It wasn’t always like this. Once upon a time, people saw corporations as instruments of great power, and very dangerous to the rest of us. Here is Senator John Sherman, author of the Sherman Anti-Trust Act, speaking in 1890:
These corporations do not care about your criminal statutes aimed at their servants. They could give up at once one or two or three of their servants to bear this penalty for them. But when you strike at their powers, at their franchises, at their corporate existence, when you deal with them directly, then they begin to feel the power of the Government.
That quote heads up an article by Harry First, an NYU law professor. Branch Office Of The Prosecutor: The New Role Of The Corporation In Business Crime Prosecutions, 89 N.C.L. Rev. 23 (2010) The article describes the destruction of Senator Sherman’s theory.
According to First, criminal prosecution for corporations is fraught with problems, such as the possibility that the corporation might be put out of business, harming the innocent, which apparently include employees not directly involved with the crime, and shareholders.
The great example, of course, is Arthur Andersen. The accounting firm destroyed documents related to its work for the thoroughly fraudulent Enron Corporation, both before and after the SEC started investigating. The criminal conviction of Arthur Andersen led to its dissolution.

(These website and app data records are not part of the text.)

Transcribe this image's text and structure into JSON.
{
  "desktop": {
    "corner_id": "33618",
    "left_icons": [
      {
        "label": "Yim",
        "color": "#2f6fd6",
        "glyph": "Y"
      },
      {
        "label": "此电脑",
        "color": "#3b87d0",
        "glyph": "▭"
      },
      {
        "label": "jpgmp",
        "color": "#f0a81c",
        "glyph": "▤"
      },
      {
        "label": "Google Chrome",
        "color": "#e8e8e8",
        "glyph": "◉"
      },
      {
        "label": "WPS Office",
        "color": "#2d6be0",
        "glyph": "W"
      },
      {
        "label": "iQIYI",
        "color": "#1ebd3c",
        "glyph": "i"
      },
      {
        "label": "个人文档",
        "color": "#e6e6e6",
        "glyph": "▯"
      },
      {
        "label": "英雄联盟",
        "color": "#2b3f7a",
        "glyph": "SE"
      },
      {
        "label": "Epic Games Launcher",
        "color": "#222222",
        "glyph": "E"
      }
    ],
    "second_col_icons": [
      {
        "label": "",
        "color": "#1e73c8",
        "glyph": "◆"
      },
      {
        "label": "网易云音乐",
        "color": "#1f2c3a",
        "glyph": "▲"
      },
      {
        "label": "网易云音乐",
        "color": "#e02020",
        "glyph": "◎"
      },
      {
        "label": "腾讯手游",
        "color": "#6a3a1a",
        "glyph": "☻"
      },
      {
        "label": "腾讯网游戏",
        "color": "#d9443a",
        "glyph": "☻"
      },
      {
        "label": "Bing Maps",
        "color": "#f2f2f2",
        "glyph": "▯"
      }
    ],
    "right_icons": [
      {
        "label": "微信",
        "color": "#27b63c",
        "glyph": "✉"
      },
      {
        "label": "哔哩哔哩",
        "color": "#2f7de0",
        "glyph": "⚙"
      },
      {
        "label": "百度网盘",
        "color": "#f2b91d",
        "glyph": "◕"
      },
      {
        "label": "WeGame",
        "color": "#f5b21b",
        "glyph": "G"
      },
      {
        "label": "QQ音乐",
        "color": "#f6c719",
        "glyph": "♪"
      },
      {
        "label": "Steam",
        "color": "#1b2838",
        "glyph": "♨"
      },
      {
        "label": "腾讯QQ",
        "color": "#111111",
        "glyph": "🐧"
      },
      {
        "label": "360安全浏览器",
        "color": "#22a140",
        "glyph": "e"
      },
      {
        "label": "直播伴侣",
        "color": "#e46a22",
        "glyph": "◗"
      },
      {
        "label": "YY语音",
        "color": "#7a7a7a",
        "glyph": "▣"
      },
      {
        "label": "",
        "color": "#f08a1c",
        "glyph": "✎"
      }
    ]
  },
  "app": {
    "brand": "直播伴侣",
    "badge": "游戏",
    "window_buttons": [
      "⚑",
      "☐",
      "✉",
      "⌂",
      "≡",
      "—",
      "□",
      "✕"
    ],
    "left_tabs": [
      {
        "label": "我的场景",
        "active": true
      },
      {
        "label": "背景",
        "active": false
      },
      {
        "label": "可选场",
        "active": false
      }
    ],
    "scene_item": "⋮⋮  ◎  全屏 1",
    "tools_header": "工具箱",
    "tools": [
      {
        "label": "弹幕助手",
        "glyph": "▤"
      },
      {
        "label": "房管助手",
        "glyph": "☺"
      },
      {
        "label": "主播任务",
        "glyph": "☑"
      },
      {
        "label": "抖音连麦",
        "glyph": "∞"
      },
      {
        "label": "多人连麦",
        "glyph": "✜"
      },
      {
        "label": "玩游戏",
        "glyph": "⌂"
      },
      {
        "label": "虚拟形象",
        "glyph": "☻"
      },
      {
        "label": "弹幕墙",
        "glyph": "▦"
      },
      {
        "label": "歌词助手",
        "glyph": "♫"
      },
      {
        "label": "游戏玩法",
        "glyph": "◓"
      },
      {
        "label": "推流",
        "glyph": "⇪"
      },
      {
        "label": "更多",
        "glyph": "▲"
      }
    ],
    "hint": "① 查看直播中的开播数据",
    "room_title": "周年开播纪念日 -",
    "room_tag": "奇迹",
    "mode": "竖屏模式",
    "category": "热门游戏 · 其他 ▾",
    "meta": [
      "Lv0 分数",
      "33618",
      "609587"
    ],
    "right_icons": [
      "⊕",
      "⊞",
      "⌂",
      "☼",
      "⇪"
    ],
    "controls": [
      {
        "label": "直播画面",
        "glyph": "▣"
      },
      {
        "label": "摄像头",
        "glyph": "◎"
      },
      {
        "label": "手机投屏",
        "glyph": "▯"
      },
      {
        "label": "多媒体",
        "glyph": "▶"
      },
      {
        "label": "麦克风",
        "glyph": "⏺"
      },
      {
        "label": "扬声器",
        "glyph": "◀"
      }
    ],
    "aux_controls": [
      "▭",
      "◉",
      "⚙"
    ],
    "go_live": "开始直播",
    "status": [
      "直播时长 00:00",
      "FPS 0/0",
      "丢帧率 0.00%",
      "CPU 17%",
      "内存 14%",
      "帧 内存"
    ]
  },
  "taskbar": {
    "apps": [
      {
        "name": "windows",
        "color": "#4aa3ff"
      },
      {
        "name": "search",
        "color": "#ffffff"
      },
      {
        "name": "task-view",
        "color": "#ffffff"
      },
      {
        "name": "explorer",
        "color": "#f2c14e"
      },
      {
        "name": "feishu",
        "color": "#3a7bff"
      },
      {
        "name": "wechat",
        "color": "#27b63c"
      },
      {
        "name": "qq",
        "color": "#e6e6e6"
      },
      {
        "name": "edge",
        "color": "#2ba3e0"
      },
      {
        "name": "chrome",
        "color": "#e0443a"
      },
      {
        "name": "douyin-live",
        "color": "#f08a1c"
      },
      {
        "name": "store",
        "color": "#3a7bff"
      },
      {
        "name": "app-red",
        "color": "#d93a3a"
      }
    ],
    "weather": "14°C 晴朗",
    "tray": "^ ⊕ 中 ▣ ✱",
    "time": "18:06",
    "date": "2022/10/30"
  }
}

The Supreme Court was astonished that prosecutors asserted that a bunch of rich people were accused of knowingly corrupt behavior. It unanimously reversed the criminal conviction, saying that if these very smart and important people had any reason to believe that their conduct wasn’t corrupt then it wasn’t.
The Enron disaster, which caused enormous harm to thousands of innocent shareholders, to use Professor First’s term, and actually innocent people screwed over by the company, saw a couple of prosecutions, but the Supreme Court couldn’t find any criminals there either.
Congress was disturbed by Enron, and passed the Sarbanes-Oxley Act, which was intended to make it easier to prosecute at least the human part of the Corporate Person Borg. That was too much also. In 2006, we got an Interim Report from The Committee On Capital Markets Regulation, a group of very serious people from all walks of life. Well, not really all walks of life, a bunch of rich people and their tools. People like the head the chief legal officer of Lehman Brothers (bankrupt, not to mention Repo 105), and the president of CIT Corporation (bankrupt, lost $2.3 billion of bailout money). These luminaries thought it was unfair to prosecute corporations:
The Committee recommends that the Justice Department revise its prosecutorial guidelines so that firms are only prosecuted in exceptional circumstances of pervasive culpability throughout all offices and ranks.
Just ignore that conflict of interest. But wait, it’s even more complicated. As Professor First tells us, the Corporate Person and the Human Person may not have the same interests in criminal cases. The Corporate Person doesn’t want to pay a fine, so it wants to rat out the Human Person. Human Persons don’t want to go to jail, so they want to rat out the Corporate Person. The Corporate Person has some good leverage, though. It can refuse to pay for lawyers to defend the Human Person. That would be a problem for the Human Person, because a good defense might cost a million dollars, and the Human Person might not have stolen that much.
In U.S. v. Stein, 440 F.Supp. 315 (S.D.N.Y. 2006) Judge Lewis Kaplan says that the employer can’t coerce its employees into confessing their crimes by threatening to refuse to pay for expensive lawyers. In other words, if you commit a crime while working for a corporation, you get a really great lawyer at the expense of your employer, which was an innocent bystander, no doubt. You aren’t stuck with some overworked pro bono lawyer like those murder defendants in Texas. I’m just sure there is some difference here, but Judge Kaplan forgot to mention it.
So, it turns out that prosecuting Corporate Persons is really unfair, and it’s fair to make them pay to defend their criminal employees. The Human Person gets not just some firm that advertises on late night TV, but the best lawyers money can buy to prove just how innocent they are, in front of courts inclined to believe them, even when juries convict.
Professor First thinks all this is just great. He is apparently from the true believer school of law and economics, since his first and only concern is economic efficiency. He lauds the idea that prosecutors rely on corporations to police themselves, because it makes everything so very easy for everyone. He doesn’t seem troubled by the plain fact that his preferred outcome results in innocence for everyone.
Next time we do one of these committees, can we put some tough on crime progressives on it?